BEGIN INPUT DATA

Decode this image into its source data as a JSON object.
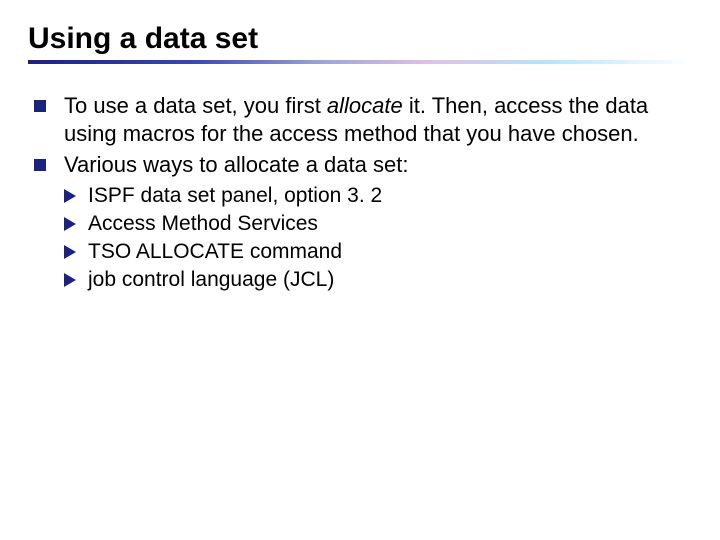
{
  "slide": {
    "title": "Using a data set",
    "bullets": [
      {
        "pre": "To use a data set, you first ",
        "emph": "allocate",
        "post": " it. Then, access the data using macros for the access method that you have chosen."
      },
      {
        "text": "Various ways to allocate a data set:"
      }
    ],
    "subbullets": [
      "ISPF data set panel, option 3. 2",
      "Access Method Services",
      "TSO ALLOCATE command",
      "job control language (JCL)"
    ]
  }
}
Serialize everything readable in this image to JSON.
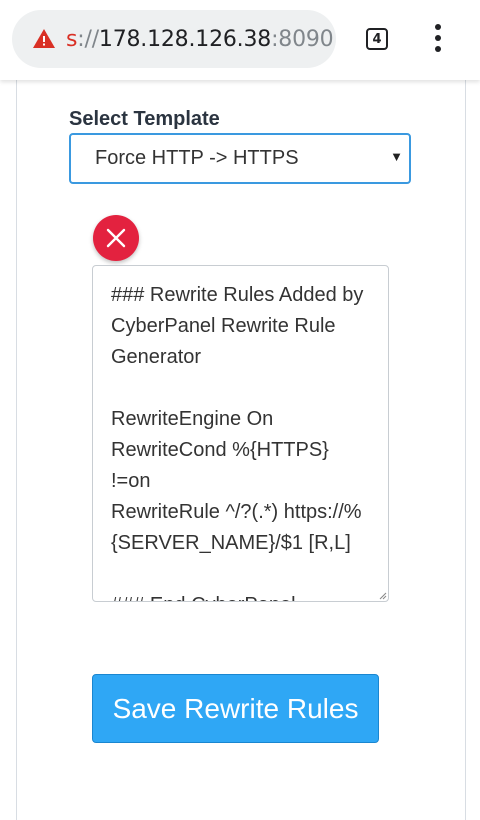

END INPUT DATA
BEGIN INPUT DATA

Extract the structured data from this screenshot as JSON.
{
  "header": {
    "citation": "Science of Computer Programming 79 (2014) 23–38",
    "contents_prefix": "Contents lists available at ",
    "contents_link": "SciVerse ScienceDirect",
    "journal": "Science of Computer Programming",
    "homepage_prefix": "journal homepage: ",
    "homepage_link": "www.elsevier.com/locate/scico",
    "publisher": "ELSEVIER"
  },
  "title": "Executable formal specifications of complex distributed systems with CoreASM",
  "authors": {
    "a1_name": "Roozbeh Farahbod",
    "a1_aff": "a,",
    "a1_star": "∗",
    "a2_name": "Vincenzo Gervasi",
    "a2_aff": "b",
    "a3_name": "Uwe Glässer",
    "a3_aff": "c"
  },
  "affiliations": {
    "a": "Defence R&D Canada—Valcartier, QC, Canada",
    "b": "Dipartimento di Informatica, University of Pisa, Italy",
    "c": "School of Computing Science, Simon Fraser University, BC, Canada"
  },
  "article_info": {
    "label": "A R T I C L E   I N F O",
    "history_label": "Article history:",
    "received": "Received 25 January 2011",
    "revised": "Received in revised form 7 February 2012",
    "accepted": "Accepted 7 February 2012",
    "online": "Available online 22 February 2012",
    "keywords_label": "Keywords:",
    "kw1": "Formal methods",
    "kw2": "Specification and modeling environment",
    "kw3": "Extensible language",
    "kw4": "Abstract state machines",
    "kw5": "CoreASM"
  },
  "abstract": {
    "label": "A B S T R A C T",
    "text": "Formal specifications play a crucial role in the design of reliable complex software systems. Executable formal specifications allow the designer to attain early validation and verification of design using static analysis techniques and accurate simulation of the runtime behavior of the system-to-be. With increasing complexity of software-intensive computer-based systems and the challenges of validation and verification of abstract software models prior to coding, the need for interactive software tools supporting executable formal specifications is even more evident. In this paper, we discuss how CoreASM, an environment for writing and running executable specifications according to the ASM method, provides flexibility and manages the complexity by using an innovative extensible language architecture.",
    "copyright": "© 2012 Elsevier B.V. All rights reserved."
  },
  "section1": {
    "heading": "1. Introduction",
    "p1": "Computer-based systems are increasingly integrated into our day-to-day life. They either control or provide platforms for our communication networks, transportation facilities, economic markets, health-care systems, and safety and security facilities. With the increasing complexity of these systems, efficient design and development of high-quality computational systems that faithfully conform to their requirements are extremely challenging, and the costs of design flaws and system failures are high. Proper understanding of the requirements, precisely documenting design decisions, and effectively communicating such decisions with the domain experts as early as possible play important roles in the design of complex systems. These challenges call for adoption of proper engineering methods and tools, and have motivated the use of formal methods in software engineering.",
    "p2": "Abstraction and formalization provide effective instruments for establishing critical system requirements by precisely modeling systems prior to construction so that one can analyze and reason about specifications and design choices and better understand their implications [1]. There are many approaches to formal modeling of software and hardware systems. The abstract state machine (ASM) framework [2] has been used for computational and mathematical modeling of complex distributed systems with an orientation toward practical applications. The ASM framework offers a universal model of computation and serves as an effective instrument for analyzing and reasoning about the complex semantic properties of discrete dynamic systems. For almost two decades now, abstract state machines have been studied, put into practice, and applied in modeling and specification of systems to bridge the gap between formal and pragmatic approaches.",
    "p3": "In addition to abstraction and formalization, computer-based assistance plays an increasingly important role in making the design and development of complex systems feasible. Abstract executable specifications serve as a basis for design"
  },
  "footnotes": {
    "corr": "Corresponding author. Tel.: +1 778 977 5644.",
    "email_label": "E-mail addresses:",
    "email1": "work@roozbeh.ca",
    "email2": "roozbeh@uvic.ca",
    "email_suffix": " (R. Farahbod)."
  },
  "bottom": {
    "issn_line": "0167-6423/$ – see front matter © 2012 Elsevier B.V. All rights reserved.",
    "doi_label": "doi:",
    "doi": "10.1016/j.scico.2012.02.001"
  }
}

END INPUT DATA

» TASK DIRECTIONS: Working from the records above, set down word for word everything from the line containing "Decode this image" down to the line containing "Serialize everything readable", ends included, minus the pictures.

» EXERCISE RESULT:
Decode this image into its source data as a JSON object.
{
  "slide": {
    "title": "Using a data set",
    "bullets": [
      {
        "pre": "To use a data set, you first ",
        "emph": "allocate",
        "post": " it. Then, access the data using macros for the access method that you have chosen."
      },
      {
        "text": "Various ways to allocate a data set:"
      }
    ],
    "subbullets": [
      "ISPF data set panel, option 3. 2",
      "Access Method Services",
      "TSO ALLOCATE command",
      "job control language (JCL)"
    ]
  }
}
Serialize everything readable in this image to JSON.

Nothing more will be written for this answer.